In mid-June the siblings and Nancy's husband, David, plan on introducing Cupcakes by Carousel, a separate company from the bakery business Carousel Cakes, which all three own and run in Nanuet, N.Y.

The return to their retail origins will be part dream and part experiment, said Finkelstein. She admits there's some risk because stores specializing in cupcakes are a newer concept, although a few are sprinkled locally, including La Dolce Divas Bakery in Englewood and the Sweet Avenue Bake Shop in Rutherford.

"We don't know what's going to work," she said. "People in Ridgewood are going to be our market testers."

The 500-square-foot store with a brick front, subdivided from a former Chinese restaurant, is being renovated and situated near the movie theater and a coffee shop.

Carousel's shop will have a full range of cupcakes from simple frosted ones to those piled high with crumbled cookies or candy. There will be cupcake versions of Carousel's different lines of white, mousse and chocolate cakes and the red velvet cake that made it onto Oprah Winfrey's "O" list of her favorite things in her magazine's February 2007 issue.

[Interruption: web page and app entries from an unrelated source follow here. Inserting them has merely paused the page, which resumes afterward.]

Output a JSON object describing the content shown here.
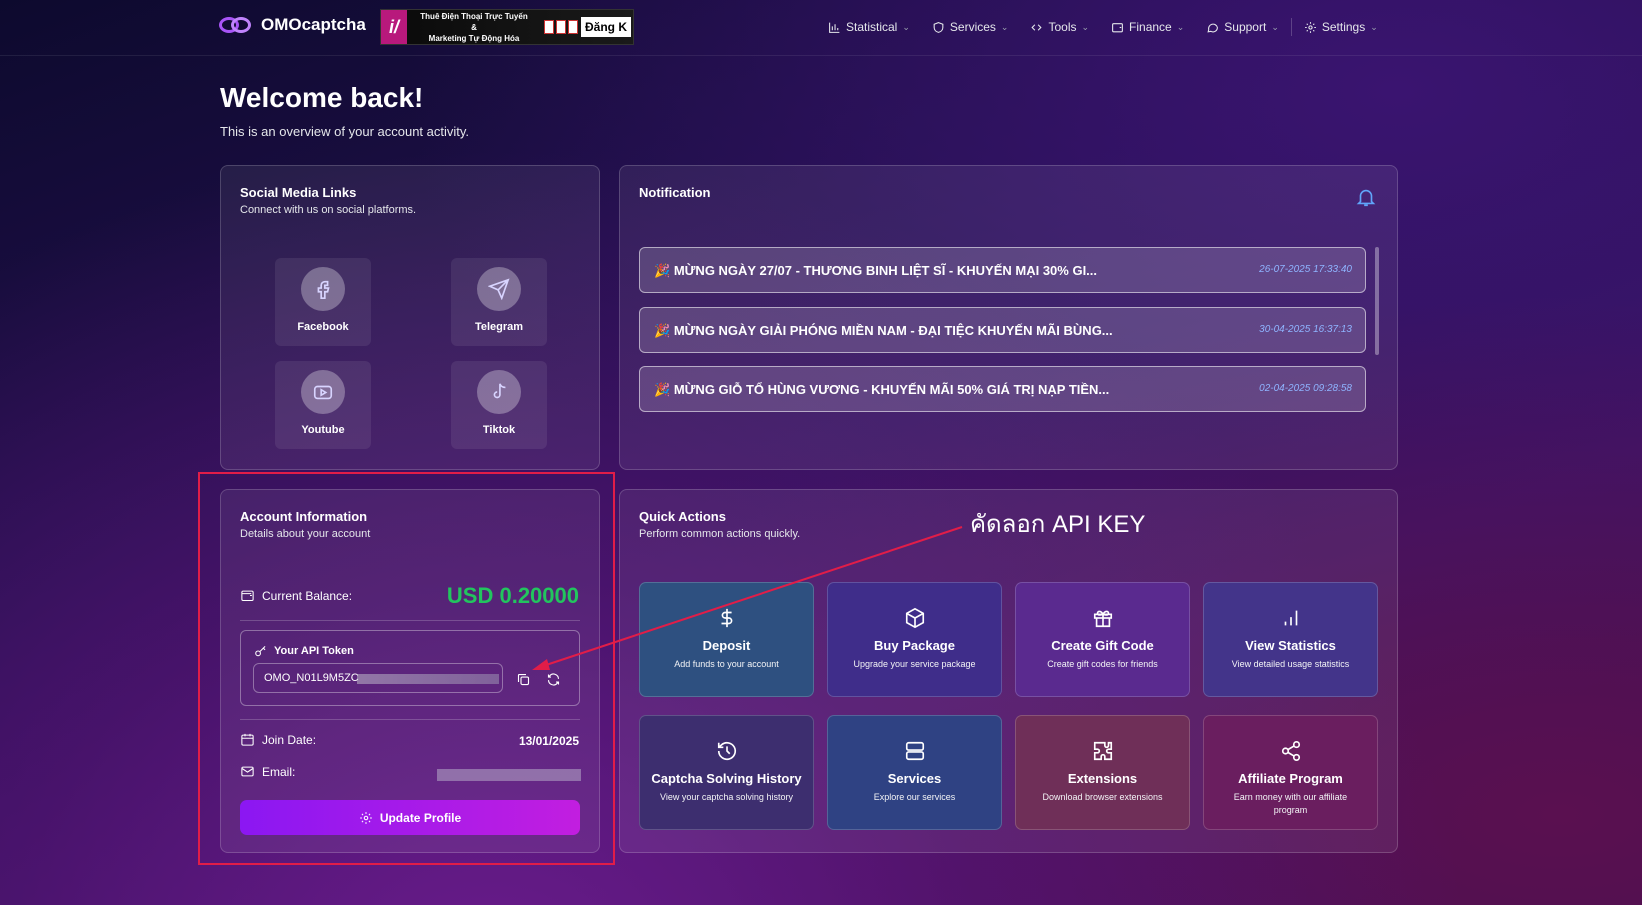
{
  "brand": {
    "name": "OMOcaptcha"
  },
  "banner": {
    "line1": "Thuê Điện Thoại Trực Tuyến",
    "line2": "&",
    "line3": "Marketing Tự Động Hóa",
    "cta": "Đăng K"
  },
  "nav": [
    {
      "label": "Statistical",
      "icon": "bar-chart-icon"
    },
    {
      "label": "Services",
      "icon": "shield-icon"
    },
    {
      "label": "Tools",
      "icon": "code-icon"
    },
    {
      "label": "Finance",
      "icon": "wallet-icon"
    },
    {
      "label": "Support",
      "icon": "chat-icon"
    },
    {
      "label": "Settings",
      "icon": "gear-icon"
    }
  ],
  "page": {
    "title": "Welcome back!",
    "subtitle": "This is an overview of your account activity."
  },
  "social": {
    "title": "Social Media Links",
    "subtitle": "Connect with us on social platforms.",
    "items": [
      {
        "label": "Facebook",
        "icon": "facebook-icon"
      },
      {
        "label": "Telegram",
        "icon": "telegram-icon"
      },
      {
        "label": "Youtube",
        "icon": "youtube-icon"
      },
      {
        "label": "Tiktok",
        "icon": "tiktok-icon"
      }
    ]
  },
  "notification": {
    "title": "Notification",
    "items": [
      {
        "emoji": "🎉",
        "text": "MỪNG NGÀY 27/07 - THƯƠNG BINH LIỆT SĨ - KHUYẾN MẠI 30% GI...",
        "time": "26-07-2025 17:33:40"
      },
      {
        "emoji": "🎉",
        "text": "MỪNG NGÀY GIẢI PHÓNG MIỀN NAM - ĐẠI TIỆC KHUYẾN MÃI BÙNG...",
        "time": "30-04-2025 16:37:13"
      },
      {
        "emoji": "🎉",
        "text": "MỪNG GIỖ TỔ HÙNG VƯƠNG - KHUYẾN MÃI 50% GIÁ TRỊ NẠP TIỀN...",
        "time": "02-04-2025 09:28:58"
      }
    ]
  },
  "account": {
    "title": "Account Information",
    "subtitle": "Details about your account",
    "balance_label": "Current Balance:",
    "balance_value": "USD 0.20000",
    "token_label": "Your API Token",
    "token_value": "OMO_N01L9M5ZC",
    "join_label": "Join Date:",
    "join_value": "13/01/2025",
    "email_label": "Email:",
    "update_label": "Update Profile"
  },
  "quick_actions": {
    "title": "Quick Actions",
    "subtitle": "Perform common actions quickly.",
    "items": [
      {
        "title": "Deposit",
        "desc": "Add funds to your account",
        "color": "#2e5080"
      },
      {
        "title": "Buy Package",
        "desc": "Upgrade your service package",
        "color": "#3f2d8a"
      },
      {
        "title": "Create Gift Code",
        "desc": "Create gift codes for friends",
        "color": "#5a2a8f"
      },
      {
        "title": "View Statistics",
        "desc": "View detailed usage statistics",
        "color": "#43348a"
      },
      {
        "title": "Captcha Solving History",
        "desc": "View your captcha solving history",
        "color": "#3d2e6f"
      },
      {
        "title": "Services",
        "desc": "Explore our services",
        "color": "#2f4283"
      },
      {
        "title": "Extensions",
        "desc": "Download browser extensions",
        "color": "#6f2f58"
      },
      {
        "title": "Affiliate Program",
        "desc": "Earn money with our affiliate program",
        "color": "#6a1e5f"
      }
    ]
  },
  "annotation": {
    "text": "คัดลอก API KEY",
    "color": "#e11d48"
  }
}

Also on the menu will be mousse-filled cupcakes, mini-cupcakes sold by the dozen and jumbo cupcakes for two. The simple ones will start around $2 and fancier ones will go up to $3.50, said Finkelstein.

"We want something that will make people spend their money and feel like they're getting their money's worth," she said.

Finkelstein and Lefkowitz began in the bakery business as teenagers helping their dad, Martin Lefkowitz, sell cakes to customers in his Orangeburg, N.Y., bake shop. He built the business after learning to bake while growing up in an orphanage.

But seeing him work the long hours of a retail business discouraged both from following in his footsteps at first and both chose college. Finkelstein graduated first and became a buyer for the former B. Altman's department store in Manhattan until she had her first son and decided she didn't want to work full-time anymore. Lefkowitz was still in college at the time.

With their father suffering from health issues and unable to work, the siblings decided to try selling the cakes wholesale to restaurants in Manhattan since Finkelstein, then 25, lived there. The cakes were such a hit that the two opened Carousel Cakes in 1980 and moved to their own location in Nanuet six years later.

"Our goal was to sell 100 cakes a week," said Finkelstein, "and my goal was to make $1 million in 10 years [for the business]." Carousel Cakes reached that goal in nine years, she said.

In the late 1980s, her husband, David, joined to run the financial side while her brother managed the baking business and she ran sales and marketing.

Carousel Cakes now sells to more than 300 restaurants in the tri-state area. Local restaurants and gourmet grocers include Zeytinia Fine Food Marketplace in Oakland and Englewood, Aldo & Gianni Ristorante in Montvale, Valentino's of Park Ridge, the Clinton Inn Hotel in Tenafly. Manhattan customers include Zabar's, the private Friars Club, EJ's Luncheonette and the American Museum of Natural History.

The company also became a hit after the Oprah Winfrey magazine placement, receiving 1,500 orders that month for its newly famous red velvet cake, a mild chocolate cake with cream cheese frosting.

Finkelstein got the idea to sell cupcakes from Sprinkles, a national chain of cupcake stores, when she saw a shop in California during a trip in 2007. She told her husband and brother about her idea to open a shop locally.

"Cupcakes are hot!" Finkelstein told them. "There's nothing in Bergen County that's cupcakes. We should really do this."

After deciding to open, it took two years to find a site that was affordable yet high-traffic and not too big or too small. They considered, and then passed on, an old building in Westwood that the owner wouldn't renovate.

They needed a high-traffic site because people might not travel far for a cupcake, she said.

In addition to cupcakes, the shop will sell Carousel cakes, such as the napoleon similar to the Italian pastry, banana-wafer pudding, brownies and blondies (vanilla brownies), lemon and raspberry squares and kosher-style Passover cakes within a colorful decor.

Carousel will hire a publicist to promote the store opening, said Finkelstein, and they've already begun running ads at the Ridgewood theater in the sequence that runs before movies.

"There's a need for a homestyle bakery in Ridgewood but not something old-fashioned," she said, "something new, and modern and different."